• Work order: Drop the images, then output the listing exactly.

┏━━

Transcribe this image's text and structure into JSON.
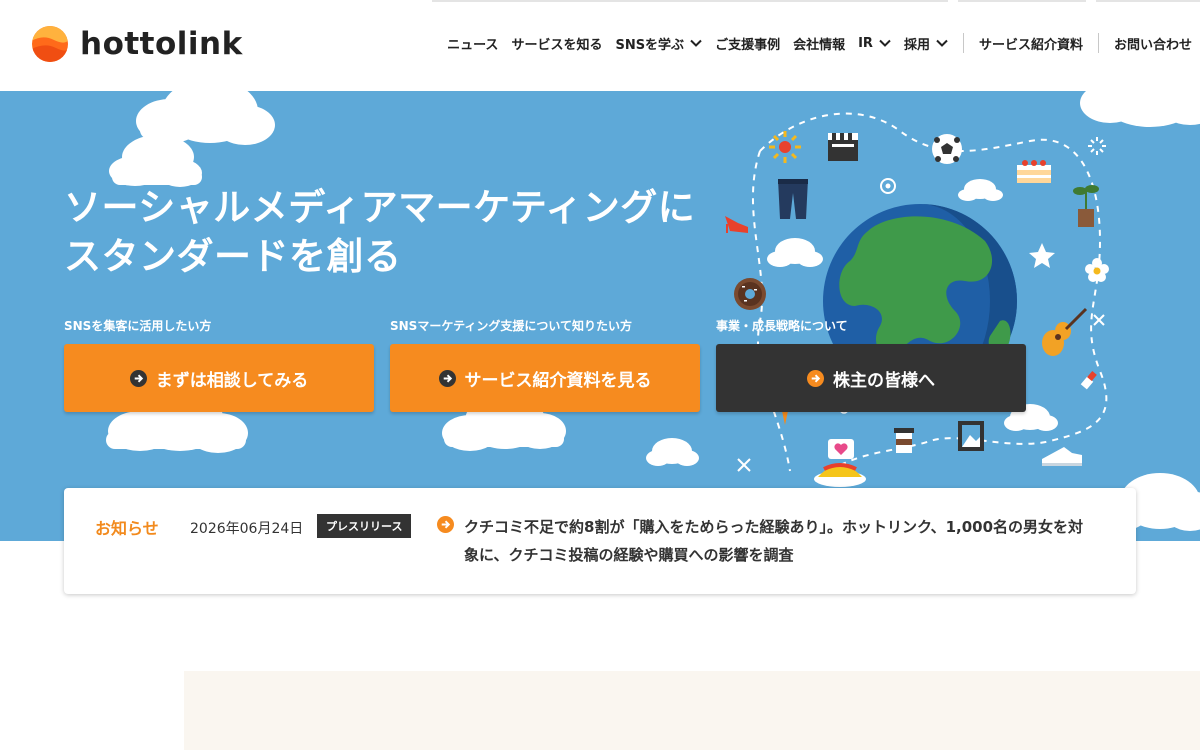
{
  "brand": {
    "name": "hottolink"
  },
  "nav": {
    "items": [
      {
        "label": "ニュース",
        "dropdown": false
      },
      {
        "label": "サービスを知る",
        "dropdown": false
      },
      {
        "label": "SNSを学ぶ",
        "dropdown": true
      },
      {
        "label": "ご支援事例",
        "dropdown": false
      },
      {
        "label": "会社情報",
        "dropdown": false
      },
      {
        "label": "IR",
        "dropdown": true
      },
      {
        "label": "採用",
        "dropdown": true
      }
    ],
    "materials": "サービス紹介資料",
    "contact": "お問い合わせ"
  },
  "hero": {
    "title_line1": "ソーシャルメディアマーケティングに",
    "title_line2": "スタンダードを創る",
    "ctas": [
      {
        "caption": "SNSを集客に活用したい方",
        "label": "まずは相談してみる",
        "color": "#f68b1f"
      },
      {
        "caption": "SNSマーケティング支援について知りたい方",
        "label": "サービス紹介資料を見る",
        "color": "#f68b1f"
      },
      {
        "caption": "事業・成長戦略について",
        "label": "株主の皆様へ",
        "color": "#333333"
      }
    ]
  },
  "news": {
    "heading": "お知らせ",
    "date": "2026年06月24日",
    "category": "プレスリリース",
    "title_line1": "クチコミ不足で約8割が「購入をためらった経験あり」。ホットリンク、1,000名の男女を対",
    "title_line2": "象に、クチコミ投稿の経験や購買への影響を調査"
  },
  "colors": {
    "accent": "#f68b1f",
    "hero_bg": "#5ea9d8",
    "dark_button": "#333333",
    "news_heading": "#f28a1d"
  },
  "icons": [
    "logo-mark",
    "chevron-down-icon",
    "arrow-circle-icon",
    "globe-illustration"
  ]
}
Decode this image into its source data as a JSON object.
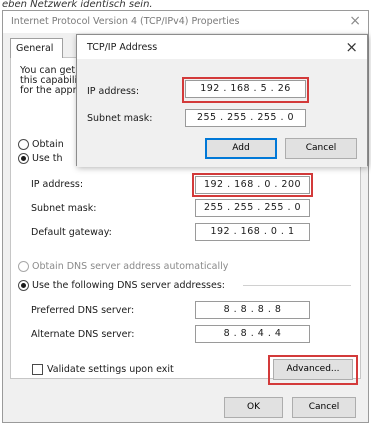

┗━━

• Output:
Transcribe this image's text and structure into JSON.
{
  "brand": {
    "name": "hottolink"
  },
  "nav": {
    "items": [
      {
        "label": "ニュース",
        "dropdown": false
      },
      {
        "label": "サービスを知る",
        "dropdown": false
      },
      {
        "label": "SNSを学ぶ",
        "dropdown": true
      },
      {
        "label": "ご支援事例",
        "dropdown": false
      },
      {
        "label": "会社情報",
        "dropdown": false
      },
      {
        "label": "IR",
        "dropdown": true
      },
      {
        "label": "採用",
        "dropdown": true
      }
    ],
    "materials": "サービス紹介資料",
    "contact": "お問い合わせ"
  },
  "hero": {
    "title_line1": "ソーシャルメディアマーケティングに",
    "title_line2": "スタンダードを創る",
    "ctas": [
      {
        "caption": "SNSを集客に活用したい方",
        "label": "まずは相談してみる",
        "color": "#f68b1f"
      },
      {
        "caption": "SNSマーケティング支援について知りたい方",
        "label": "サービス紹介資料を見る",
        "color": "#f68b1f"
      },
      {
        "caption": "事業・成長戦略について",
        "label": "株主の皆様へ",
        "color": "#333333"
      }
    ]
  },
  "news": {
    "heading": "お知らせ",
    "date": "2026年06月24日",
    "category": "プレスリリース",
    "title_line1": "クチコミ不足で約8割が「購入をためらった経験あり」。ホットリンク、1,000名の男女を対",
    "title_line2": "象に、クチコミ投稿の経験や購買への影響を調査"
  },
  "colors": {
    "accent": "#f68b1f",
    "hero_bg": "#5ea9d8",
    "dark_button": "#333333",
    "news_heading": "#f28a1d"
  },
  "icons": [
    "logo-mark",
    "chevron-down-icon",
    "arrow-circle-icon",
    "globe-illustration"
  ]
}
Decode this image into its source data as a JSON object.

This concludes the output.